They will usually freeze your account temporarily so you can’t make new charges. Then they will set a payment that you need to ensure you can meet every month. Falling off of a repayment plan can result in penalties and the creditor is unlikely to work with you again.
#5: Consolidate the debt with a personal loan
As we mentioned at the top, loans have low interest rates compared to credit cards. So, another solution to challenges with high interest rate credit cards is debt consolidation. You take out a personal loan with a low interest rate, then use the funds to pay off your credit cards. This leaves only the low interest rate loan with a fixed payment to pay back.
Just be careful not to run the balances back up on your high APR credit cards.
#6: Use a credit card balance transfer
You can also consolidate debt using a new credit card.
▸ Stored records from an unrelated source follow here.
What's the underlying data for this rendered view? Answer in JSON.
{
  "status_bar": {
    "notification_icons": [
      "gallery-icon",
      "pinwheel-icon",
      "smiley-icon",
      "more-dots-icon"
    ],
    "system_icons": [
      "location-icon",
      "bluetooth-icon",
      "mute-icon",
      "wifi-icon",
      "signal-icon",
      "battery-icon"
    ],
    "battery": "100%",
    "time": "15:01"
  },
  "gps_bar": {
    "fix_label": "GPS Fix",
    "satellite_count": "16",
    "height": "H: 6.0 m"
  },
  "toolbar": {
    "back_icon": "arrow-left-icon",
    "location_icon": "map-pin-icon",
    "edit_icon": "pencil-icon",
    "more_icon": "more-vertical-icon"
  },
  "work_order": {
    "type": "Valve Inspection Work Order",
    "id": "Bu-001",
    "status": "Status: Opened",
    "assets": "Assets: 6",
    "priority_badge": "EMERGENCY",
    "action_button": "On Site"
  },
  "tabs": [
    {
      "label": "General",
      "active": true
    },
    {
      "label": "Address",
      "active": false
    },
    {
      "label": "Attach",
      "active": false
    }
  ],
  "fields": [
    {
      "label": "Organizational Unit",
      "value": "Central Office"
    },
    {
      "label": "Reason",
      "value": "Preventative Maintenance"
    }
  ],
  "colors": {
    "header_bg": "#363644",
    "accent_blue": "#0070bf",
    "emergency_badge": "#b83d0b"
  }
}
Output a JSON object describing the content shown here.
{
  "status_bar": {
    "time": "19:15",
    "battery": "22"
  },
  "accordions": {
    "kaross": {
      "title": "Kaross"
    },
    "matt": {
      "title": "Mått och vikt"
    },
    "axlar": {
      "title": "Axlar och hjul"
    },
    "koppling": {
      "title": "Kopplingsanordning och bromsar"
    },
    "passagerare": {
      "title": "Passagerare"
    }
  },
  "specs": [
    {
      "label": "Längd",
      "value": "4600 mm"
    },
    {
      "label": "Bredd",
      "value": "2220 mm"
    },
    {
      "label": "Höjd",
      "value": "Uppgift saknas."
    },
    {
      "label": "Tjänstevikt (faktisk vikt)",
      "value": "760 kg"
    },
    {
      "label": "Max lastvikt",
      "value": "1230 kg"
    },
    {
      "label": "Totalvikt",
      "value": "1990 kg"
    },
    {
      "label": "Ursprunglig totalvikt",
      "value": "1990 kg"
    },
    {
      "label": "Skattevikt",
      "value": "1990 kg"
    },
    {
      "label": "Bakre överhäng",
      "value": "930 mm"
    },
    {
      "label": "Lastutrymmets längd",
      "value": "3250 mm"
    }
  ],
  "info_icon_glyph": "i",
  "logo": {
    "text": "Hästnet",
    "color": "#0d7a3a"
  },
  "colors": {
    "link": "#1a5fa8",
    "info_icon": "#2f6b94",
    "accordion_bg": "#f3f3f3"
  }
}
Balance transfer credit cards allow you to transfer existing balances to a new account at 0% APR. That rate only lasts for a certain period of time, known as an introductory period. Once it ends, the regular balance transfer APR on the card kicks in. Currently, the average APR on balance transfer credit cards is slightly over 15%.
The length of the introductory period depends on your credit score; they generally range from 6 months to 18 months. Your goal is to pay off the debt before the real rate applies. This strategy usually only works for limited debt amounts.
#7: Use part of a Home Equity Line of Credit
Most experts would recommend that you should not take out a home equity loan solely for the purpose of paying off credit card debt. However, if you have extra funds from a home equity loan or HELOC, it would lower the interest rate. A Home Equity Line of Credit is a set amount of money you can borrow against based on the equity in your home.
If you have extra funds, you can use some of the money to pay off some credit cards. However, it’s not recommended to borrow against your equity only for credit cards. This effectively converts unsecured debt into secured. Now the debt uses your home as collateral, so if you fall behind on the payments you could face foreclosure.
#8: Enroll in a debt management program
A debt management program is basically a professionally assisted debt consolidation and repayment plan. You enroll through a consumer credit counselling agency. They set up a payment plan that you can afford, then negotiate with your creditors. Even if you couldn’t negotiate lower interest rates, credit counsellors can reduce or eliminate your APR. That’s because the agencies have established relationships with creditors and proven records of success helping borrowers regain stability.